Where "Balsam" occurs in a line of the entries below, copy that line.

Segment Start: RECORDS TO USE

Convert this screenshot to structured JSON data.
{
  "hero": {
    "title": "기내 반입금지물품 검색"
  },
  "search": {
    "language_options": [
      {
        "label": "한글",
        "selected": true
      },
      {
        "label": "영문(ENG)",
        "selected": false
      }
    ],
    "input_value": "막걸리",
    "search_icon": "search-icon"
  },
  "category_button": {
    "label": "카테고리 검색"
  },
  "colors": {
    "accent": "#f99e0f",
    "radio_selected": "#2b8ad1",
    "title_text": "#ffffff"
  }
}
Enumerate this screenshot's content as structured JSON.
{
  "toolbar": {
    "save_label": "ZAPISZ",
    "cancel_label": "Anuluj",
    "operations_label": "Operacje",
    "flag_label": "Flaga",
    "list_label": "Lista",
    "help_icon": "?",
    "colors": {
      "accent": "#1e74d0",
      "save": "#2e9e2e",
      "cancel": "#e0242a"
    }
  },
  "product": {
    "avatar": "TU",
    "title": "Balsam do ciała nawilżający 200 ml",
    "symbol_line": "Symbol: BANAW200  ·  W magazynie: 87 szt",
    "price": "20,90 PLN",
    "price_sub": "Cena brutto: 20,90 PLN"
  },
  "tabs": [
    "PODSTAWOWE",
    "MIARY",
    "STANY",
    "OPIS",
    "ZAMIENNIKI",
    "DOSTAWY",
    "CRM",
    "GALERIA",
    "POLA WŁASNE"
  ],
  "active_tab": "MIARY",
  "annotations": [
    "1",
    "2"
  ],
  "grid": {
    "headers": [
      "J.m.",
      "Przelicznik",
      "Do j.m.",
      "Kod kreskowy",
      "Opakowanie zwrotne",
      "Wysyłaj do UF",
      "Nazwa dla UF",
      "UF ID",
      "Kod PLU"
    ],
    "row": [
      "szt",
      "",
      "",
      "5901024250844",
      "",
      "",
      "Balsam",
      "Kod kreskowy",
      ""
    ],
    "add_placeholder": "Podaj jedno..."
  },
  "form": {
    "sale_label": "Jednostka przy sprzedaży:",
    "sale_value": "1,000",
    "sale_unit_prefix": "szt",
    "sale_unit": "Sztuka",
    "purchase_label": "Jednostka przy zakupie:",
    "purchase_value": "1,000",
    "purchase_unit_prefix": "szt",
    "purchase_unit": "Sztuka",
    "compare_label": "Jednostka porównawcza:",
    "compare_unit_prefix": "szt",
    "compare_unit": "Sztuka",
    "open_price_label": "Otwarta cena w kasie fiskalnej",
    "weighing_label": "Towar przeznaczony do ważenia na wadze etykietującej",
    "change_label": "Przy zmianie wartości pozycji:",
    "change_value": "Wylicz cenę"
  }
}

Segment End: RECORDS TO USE

* [ANSWER TO THE PROBLEM]:
    "title": "Balsam do ciała nawilżający 200 ml",
      "Balsam",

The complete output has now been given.